### Task objective
When a line of the listing below has the string "icon" in it, copy that line.

________________

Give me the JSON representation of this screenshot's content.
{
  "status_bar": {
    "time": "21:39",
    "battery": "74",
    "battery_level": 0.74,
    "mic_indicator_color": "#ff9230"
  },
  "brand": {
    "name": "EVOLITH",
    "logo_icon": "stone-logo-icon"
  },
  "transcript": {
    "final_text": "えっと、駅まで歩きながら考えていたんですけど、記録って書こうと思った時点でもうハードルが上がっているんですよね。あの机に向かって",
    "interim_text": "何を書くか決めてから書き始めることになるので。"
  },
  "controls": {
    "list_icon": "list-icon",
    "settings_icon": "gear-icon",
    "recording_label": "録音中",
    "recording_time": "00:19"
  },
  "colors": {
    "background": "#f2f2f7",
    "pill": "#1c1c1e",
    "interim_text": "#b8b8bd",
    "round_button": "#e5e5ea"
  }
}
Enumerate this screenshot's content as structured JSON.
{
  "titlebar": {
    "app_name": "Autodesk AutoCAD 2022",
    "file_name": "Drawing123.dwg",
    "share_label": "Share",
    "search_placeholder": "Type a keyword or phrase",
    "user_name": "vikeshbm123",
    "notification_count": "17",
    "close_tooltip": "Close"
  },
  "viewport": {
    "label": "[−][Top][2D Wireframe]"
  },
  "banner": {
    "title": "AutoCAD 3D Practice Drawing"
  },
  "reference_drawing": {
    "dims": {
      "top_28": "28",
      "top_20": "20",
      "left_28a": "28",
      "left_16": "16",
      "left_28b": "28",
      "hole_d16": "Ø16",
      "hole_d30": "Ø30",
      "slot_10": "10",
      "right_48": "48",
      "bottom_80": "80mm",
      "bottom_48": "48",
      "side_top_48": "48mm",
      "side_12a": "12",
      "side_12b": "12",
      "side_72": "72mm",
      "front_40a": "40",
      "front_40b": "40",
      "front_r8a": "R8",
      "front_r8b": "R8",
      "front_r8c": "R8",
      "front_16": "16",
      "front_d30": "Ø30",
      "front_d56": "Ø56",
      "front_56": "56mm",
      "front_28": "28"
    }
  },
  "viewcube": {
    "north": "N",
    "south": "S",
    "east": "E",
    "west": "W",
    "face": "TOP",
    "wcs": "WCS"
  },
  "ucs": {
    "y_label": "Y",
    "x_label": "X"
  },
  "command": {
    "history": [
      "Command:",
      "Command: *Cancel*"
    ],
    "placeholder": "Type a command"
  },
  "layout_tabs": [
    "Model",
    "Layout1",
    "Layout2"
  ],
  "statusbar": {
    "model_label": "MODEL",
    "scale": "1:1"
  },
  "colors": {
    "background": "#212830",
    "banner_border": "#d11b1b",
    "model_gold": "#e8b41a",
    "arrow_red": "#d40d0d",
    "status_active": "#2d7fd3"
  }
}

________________

### Worked solution
    "logo_icon": "stone-logo-icon"
    "list_icon": "list-icon",
    "settings_icon": "gear-icon",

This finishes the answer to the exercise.